Primo Levi (31 July, 1919 – 11 April, 1987) was an Italian chemist and writer books about his experiences as a Jewish man during World War II.
Ms. Jankowicz is attempting to be as bipartisan as possible. She writes about many entities on the political spectrum embraced Russian disinformation tactics
Mikhail Bulgakov (15 May, 1891 – 10 March, 1940) was a Russian writer best known for his novel The Master and Margarita, which was published posthumously.
In The Nearest Exit by Olen Steinhauer bats the story out of the park again, with an unbelievable plot involving the CIA, Germany’s secret service, and others.
Natasha Doroshenko, a Ukrainian woman who is wanted for the attempted murder of her Danish fiancée escapes police custody. On that night the police finds the body of her ex-fiancée, a divisive journalist, after he has been tortured.
Nina Borg, a Red Cross nurse, knows Natasha from her work at the refugee camp and has been following her case for some time. Nina cannot see how someone like Natasha was able to kill so brutally and tries to help her.

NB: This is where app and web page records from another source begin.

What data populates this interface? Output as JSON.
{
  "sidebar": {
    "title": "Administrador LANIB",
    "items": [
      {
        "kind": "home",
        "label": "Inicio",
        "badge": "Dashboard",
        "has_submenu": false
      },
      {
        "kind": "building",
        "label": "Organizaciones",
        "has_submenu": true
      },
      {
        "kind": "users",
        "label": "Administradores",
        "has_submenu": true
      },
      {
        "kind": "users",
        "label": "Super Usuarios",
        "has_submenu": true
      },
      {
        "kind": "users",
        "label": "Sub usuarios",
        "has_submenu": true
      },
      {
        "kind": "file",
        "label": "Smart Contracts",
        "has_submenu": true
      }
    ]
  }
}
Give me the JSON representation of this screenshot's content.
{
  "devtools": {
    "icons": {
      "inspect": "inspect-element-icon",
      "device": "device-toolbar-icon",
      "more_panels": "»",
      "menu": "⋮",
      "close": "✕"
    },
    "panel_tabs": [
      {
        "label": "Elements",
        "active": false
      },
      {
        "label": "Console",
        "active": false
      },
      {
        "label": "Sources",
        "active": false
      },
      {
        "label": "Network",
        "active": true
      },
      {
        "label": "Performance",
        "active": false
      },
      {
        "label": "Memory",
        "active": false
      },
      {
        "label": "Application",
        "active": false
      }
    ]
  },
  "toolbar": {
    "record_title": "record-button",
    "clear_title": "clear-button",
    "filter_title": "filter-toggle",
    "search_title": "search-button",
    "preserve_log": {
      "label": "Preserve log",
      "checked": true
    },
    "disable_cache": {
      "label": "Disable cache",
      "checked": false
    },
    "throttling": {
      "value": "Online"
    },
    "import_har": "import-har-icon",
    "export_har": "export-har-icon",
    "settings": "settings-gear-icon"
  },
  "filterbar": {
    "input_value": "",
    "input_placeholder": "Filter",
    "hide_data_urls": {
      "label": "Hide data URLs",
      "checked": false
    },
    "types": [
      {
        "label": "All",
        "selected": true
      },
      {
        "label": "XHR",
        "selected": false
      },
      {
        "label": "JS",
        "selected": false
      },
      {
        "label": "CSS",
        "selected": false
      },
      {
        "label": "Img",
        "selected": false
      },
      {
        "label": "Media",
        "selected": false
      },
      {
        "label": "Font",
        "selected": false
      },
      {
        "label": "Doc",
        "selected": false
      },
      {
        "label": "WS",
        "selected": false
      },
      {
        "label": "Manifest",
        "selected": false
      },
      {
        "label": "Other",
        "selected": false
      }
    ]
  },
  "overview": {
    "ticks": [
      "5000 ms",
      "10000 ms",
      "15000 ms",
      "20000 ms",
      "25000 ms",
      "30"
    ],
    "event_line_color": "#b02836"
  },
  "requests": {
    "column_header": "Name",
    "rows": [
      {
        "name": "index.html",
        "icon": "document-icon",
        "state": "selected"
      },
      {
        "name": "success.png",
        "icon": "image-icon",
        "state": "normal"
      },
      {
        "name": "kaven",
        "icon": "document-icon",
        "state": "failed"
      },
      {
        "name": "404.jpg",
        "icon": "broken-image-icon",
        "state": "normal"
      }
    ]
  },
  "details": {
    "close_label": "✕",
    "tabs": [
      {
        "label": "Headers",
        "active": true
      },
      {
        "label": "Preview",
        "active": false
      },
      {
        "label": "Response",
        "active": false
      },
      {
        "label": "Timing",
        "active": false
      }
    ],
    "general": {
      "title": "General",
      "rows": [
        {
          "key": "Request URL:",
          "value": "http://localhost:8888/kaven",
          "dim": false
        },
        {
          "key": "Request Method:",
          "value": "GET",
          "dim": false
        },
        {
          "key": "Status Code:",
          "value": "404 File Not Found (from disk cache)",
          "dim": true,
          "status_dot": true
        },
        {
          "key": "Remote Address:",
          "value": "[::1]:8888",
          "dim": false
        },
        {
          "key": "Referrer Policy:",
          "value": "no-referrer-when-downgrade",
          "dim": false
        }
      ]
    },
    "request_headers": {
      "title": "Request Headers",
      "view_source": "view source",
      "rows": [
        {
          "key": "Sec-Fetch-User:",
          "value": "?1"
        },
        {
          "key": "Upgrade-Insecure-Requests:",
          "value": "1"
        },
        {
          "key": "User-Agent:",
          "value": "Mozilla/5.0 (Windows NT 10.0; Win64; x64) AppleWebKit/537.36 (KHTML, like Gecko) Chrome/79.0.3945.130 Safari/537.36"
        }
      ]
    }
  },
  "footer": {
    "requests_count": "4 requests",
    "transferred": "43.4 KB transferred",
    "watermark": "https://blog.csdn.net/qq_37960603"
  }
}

About: “Uncle Misha’s Partisans” by Yuri Suhl is a fictional book following the adventures of a Ukrainian boy during World War II. The book is meant for young adults (YA) and should be read as such. 211 pages Publisher: Shapolsky Publishers ISBN: 0933503237 My rating for Uncle Misha’s Partisan’s – 5 Thoughts: The book, “Uncle Misha’s Partisans” by Yuri Suhl, first came to my knowledge through a post on The Children’s War blog. What caught my eye was the name of one of the partisans, Yoshke, which is similar to my great-uncles nickname (Yoseph or Yoshko) who was also a partisan during World War II. We only know bits and pieces about my great uncle’s experiences as he never fully relayed them to anyone. He was fond of saying that he was ‘jealous of dogs’ during that time. This award winning book (1973 The Sydney Taylor Book Awards, 1974 National Jewish Book Awards Jewish Book Council) reminded me of the books I used to love as a boy 10-13 or so, which is just about the age this book is recommended for. It is well written, excellent story which doesn’t insult the intelligence of young adults. What I’m surprised is…